The whole listing that follows, pictures excepted, should be printed again exactly as given.

=== SUPPLIED MATERIAL ===

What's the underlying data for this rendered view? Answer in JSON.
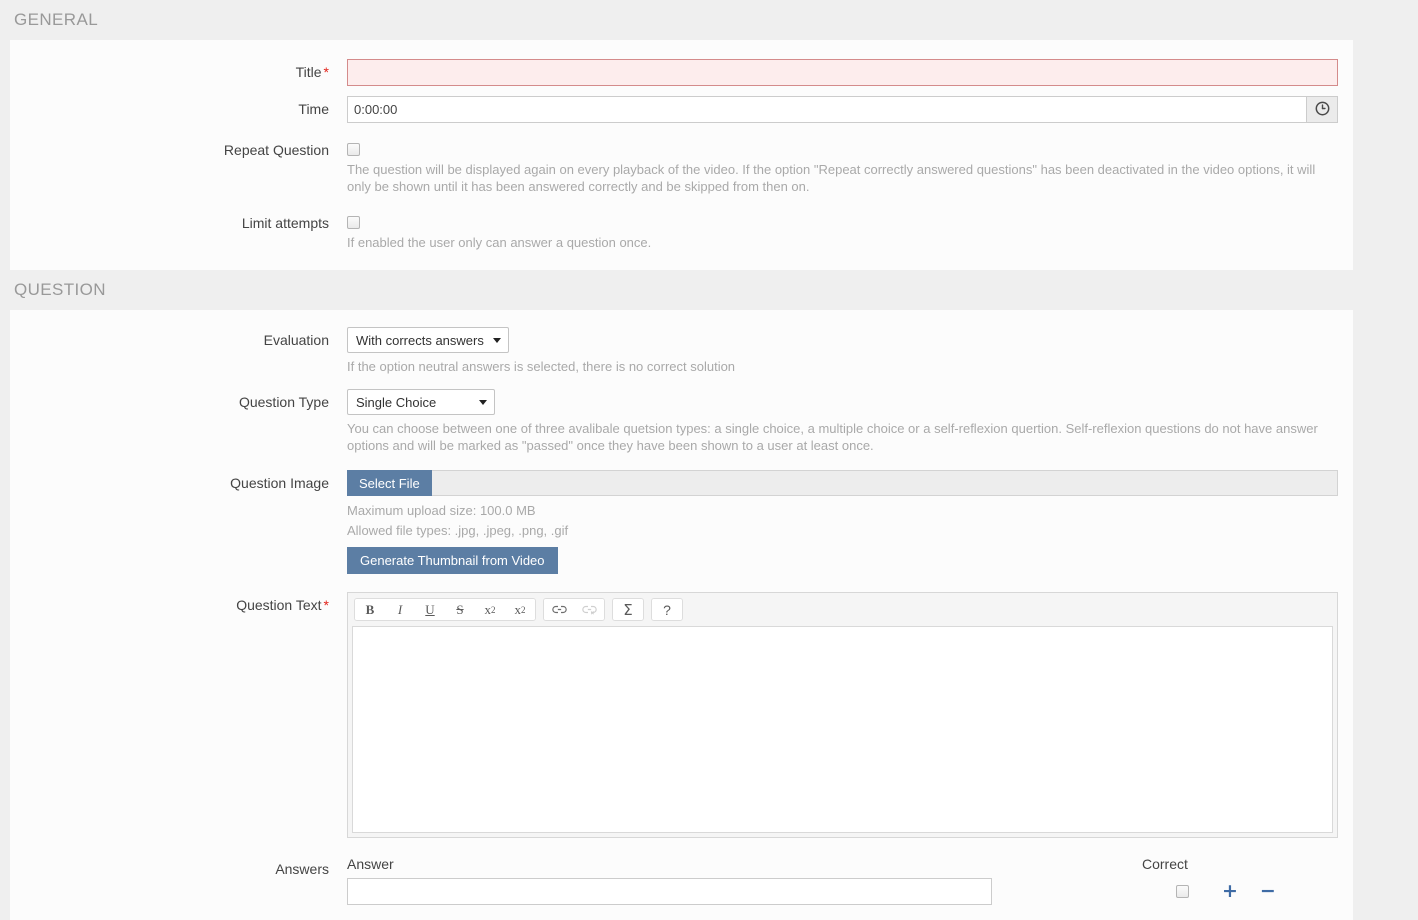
{
  "sections": {
    "general": {
      "title": "GENERAL",
      "fields": {
        "title": {
          "label": "Title",
          "required": "*",
          "value": "",
          "placeholder": ""
        },
        "time": {
          "label": "Time",
          "value": "0:00:00",
          "icon": "clock-icon"
        },
        "repeat_question": {
          "label": "Repeat Question",
          "help": "The question will be displayed again on every playback of the video. If the option \"Repeat correctly answered questions\" has been deactivated in the video options, it will only be shown until it has been answered correctly and be skipped from then on.",
          "checked": false
        },
        "limit_attempts": {
          "label": "Limit attempts",
          "help": "If enabled the user only can answer a question once.",
          "checked": false
        }
      }
    },
    "question": {
      "title": "QUESTION",
      "fields": {
        "evaluation": {
          "label": "Evaluation",
          "value": "With corrects answers",
          "options": [
            "With corrects answers"
          ],
          "help": "If the option neutral answers is selected, there is no correct solution"
        },
        "question_type": {
          "label": "Question Type",
          "value": "Single Choice",
          "options": [
            "Single Choice"
          ],
          "help": "You can choose between one of three avalibale quetsion types: a single choice, a multiple choice or a self-reflexion quertion. Self-reflexion questions do not have answer options and will be marked as \"passed\" once they have been shown to a user at least once."
        },
        "question_image": {
          "label": "Question Image",
          "select_file_label": "Select File",
          "filename": "",
          "max_size": "Maximum upload size: 100.0 MB",
          "allowed_types": "Allowed file types: .jpg, .jpeg, .png, .gif",
          "generate_thumbnail_label": "Generate Thumbnail from Video"
        },
        "question_text": {
          "label": "Question Text",
          "required": "*",
          "value": "",
          "toolbar": {
            "bold": "B",
            "italic": "I",
            "underline": "U",
            "strike": "S",
            "subscript_base": "x",
            "subscript_sub": "2",
            "superscript_base": "x",
            "superscript_sup": "2",
            "link": "link-icon",
            "unlink": "unlink-icon",
            "special_char": "Σ",
            "help": "?"
          }
        },
        "answers": {
          "label": "Answers",
          "column_answer": "Answer",
          "column_correct": "Correct",
          "rows": [
            {
              "answer": "",
              "correct": false
            }
          ],
          "add_label": "+",
          "remove_label": "−"
        }
      }
    }
  },
  "colors": {
    "page_background": "#efefef",
    "panel_background": "#fcfcfc",
    "accent_blue": "#5c7ea4",
    "required_red": "#e2231a",
    "error_field_background": "#fdeded",
    "icon_blue": "#3e6ba5"
  }
}
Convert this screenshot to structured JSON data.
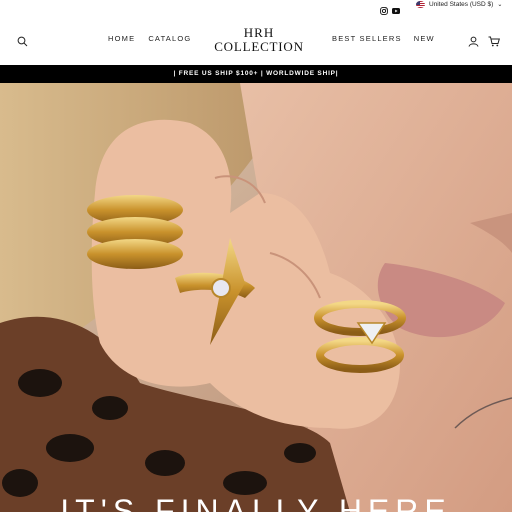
{
  "topbar": {
    "social": [
      "instagram-icon",
      "youtube-icon"
    ],
    "currency_label": "United States (USD $)"
  },
  "header": {
    "nav_left": [
      "HOME",
      "CATALOG"
    ],
    "logo_line1": "HRH",
    "logo_line2": "COLLECTION",
    "nav_right": [
      "BEST SELLERS",
      "NEW"
    ]
  },
  "announcement": "| FREE US SHIP $100+ | WORLDWIDE SHIP|",
  "hero": {
    "headline": "IT'S FINALLY HERE"
  },
  "colors": {
    "announcement_bg": "#000000",
    "gold": "#d4a63a",
    "skin": "#e2b29a"
  }
}
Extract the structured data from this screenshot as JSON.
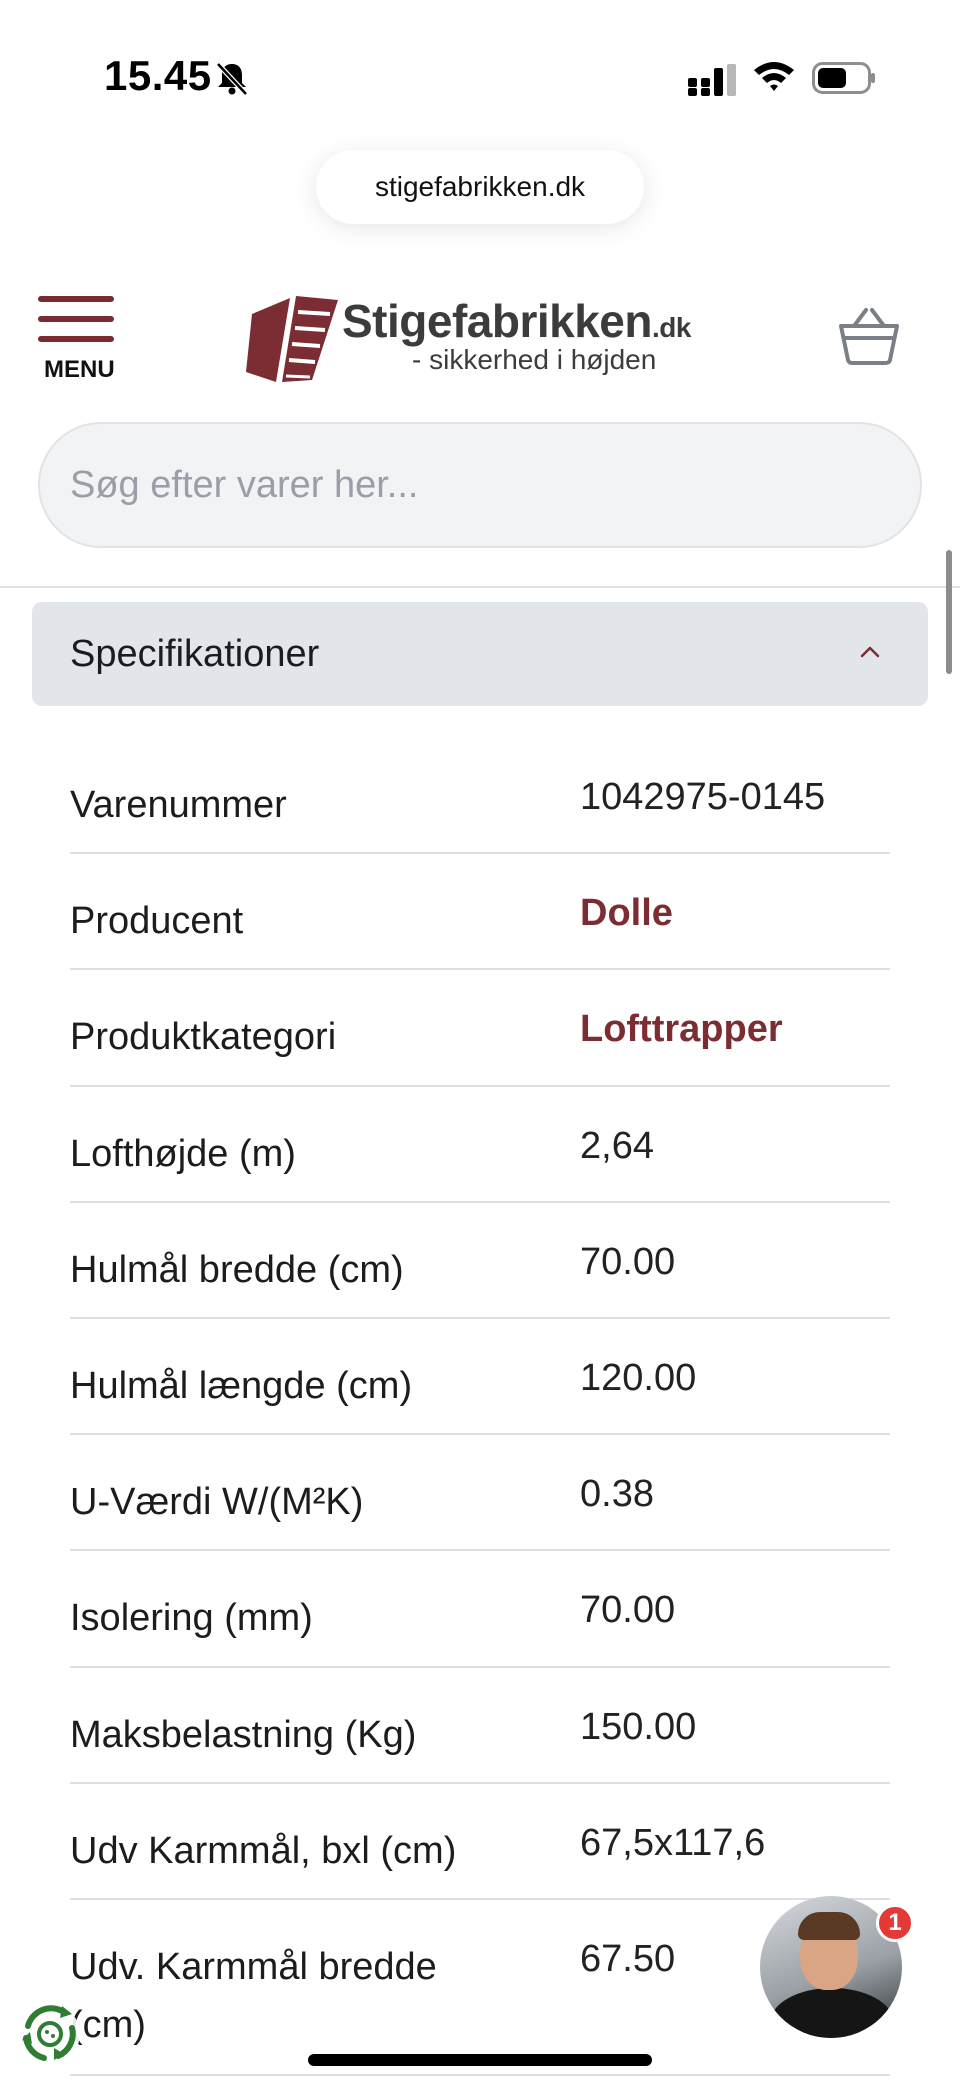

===

### ANSWER TO THE EXERCISE
What's the underlying data for this rendered view? Answer in JSON.
{
  "sections": {
    "general": {
      "title": "GENERAL",
      "fields": {
        "title": {
          "label": "Title",
          "required": "*",
          "value": "",
          "placeholder": ""
        },
        "time": {
          "label": "Time",
          "value": "0:00:00",
          "icon": "clock-icon"
        },
        "repeat_question": {
          "label": "Repeat Question",
          "help": "The question will be displayed again on every playback of the video. If the option \"Repeat correctly answered questions\" has been deactivated in the video options, it will only be shown until it has been answered correctly and be skipped from then on.",
          "checked": false
        },
        "limit_attempts": {
          "label": "Limit attempts",
          "help": "If enabled the user only can answer a question once.",
          "checked": false
        }
      }
    },
    "question": {
      "title": "QUESTION",
      "fields": {
        "evaluation": {
          "label": "Evaluation",
          "value": "With corrects answers",
          "options": [
            "With corrects answers"
          ],
          "help": "If the option neutral answers is selected, there is no correct solution"
        },
        "question_type": {
          "label": "Question Type",
          "value": "Single Choice",
          "options": [
            "Single Choice"
          ],
          "help": "You can choose between one of three avalibale quetsion types: a single choice, a multiple choice or a self-reflexion quertion. Self-reflexion questions do not have answer options and will be marked as \"passed\" once they have been shown to a user at least once."
        },
        "question_image": {
          "label": "Question Image",
          "select_file_label": "Select File",
          "filename": "",
          "max_size": "Maximum upload size: 100.0 MB",
          "allowed_types": "Allowed file types: .jpg, .jpeg, .png, .gif",
          "generate_thumbnail_label": "Generate Thumbnail from Video"
        },
        "question_text": {
          "label": "Question Text",
          "required": "*",
          "value": "",
          "toolbar": {
            "bold": "B",
            "italic": "I",
            "underline": "U",
            "strike": "S",
            "subscript_base": "x",
            "subscript_sub": "2",
            "superscript_base": "x",
            "superscript_sup": "2",
            "link": "link-icon",
            "unlink": "unlink-icon",
            "special_char": "Σ",
            "help": "?"
          }
        },
        "answers": {
          "label": "Answers",
          "column_answer": "Answer",
          "column_correct": "Correct",
          "rows": [
            {
              "answer": "",
              "correct": false
            }
          ],
          "add_label": "+",
          "remove_label": "−"
        }
      }
    }
  },
  "colors": {
    "page_background": "#efefef",
    "panel_background": "#fcfcfc",
    "accent_blue": "#5c7ea4",
    "required_red": "#e2231a",
    "error_field_background": "#fdeded",
    "icon_blue": "#3e6ba5"
  }
}
Convert this screenshot to structured JSON data.
{
  "topbar": {
    "social": [
      "instagram-icon",
      "youtube-icon"
    ],
    "currency_label": "United States (USD $)"
  },
  "header": {
    "nav_left": [
      "HOME",
      "CATALOG"
    ],
    "logo_line1": "HRH",
    "logo_line2": "COLLECTION",
    "nav_right": [
      "BEST SELLERS",
      "NEW"
    ]
  },
  "announcement": "| FREE US SHIP $100+ | WORLDWIDE SHIP|",
  "hero": {
    "headline": "IT'S FINALLY HERE"
  },
  "colors": {
    "announcement_bg": "#000000",
    "gold": "#d4a63a",
    "skin": "#e2b29a"
  }
}
Extract the structured data from this screenshot as JSON.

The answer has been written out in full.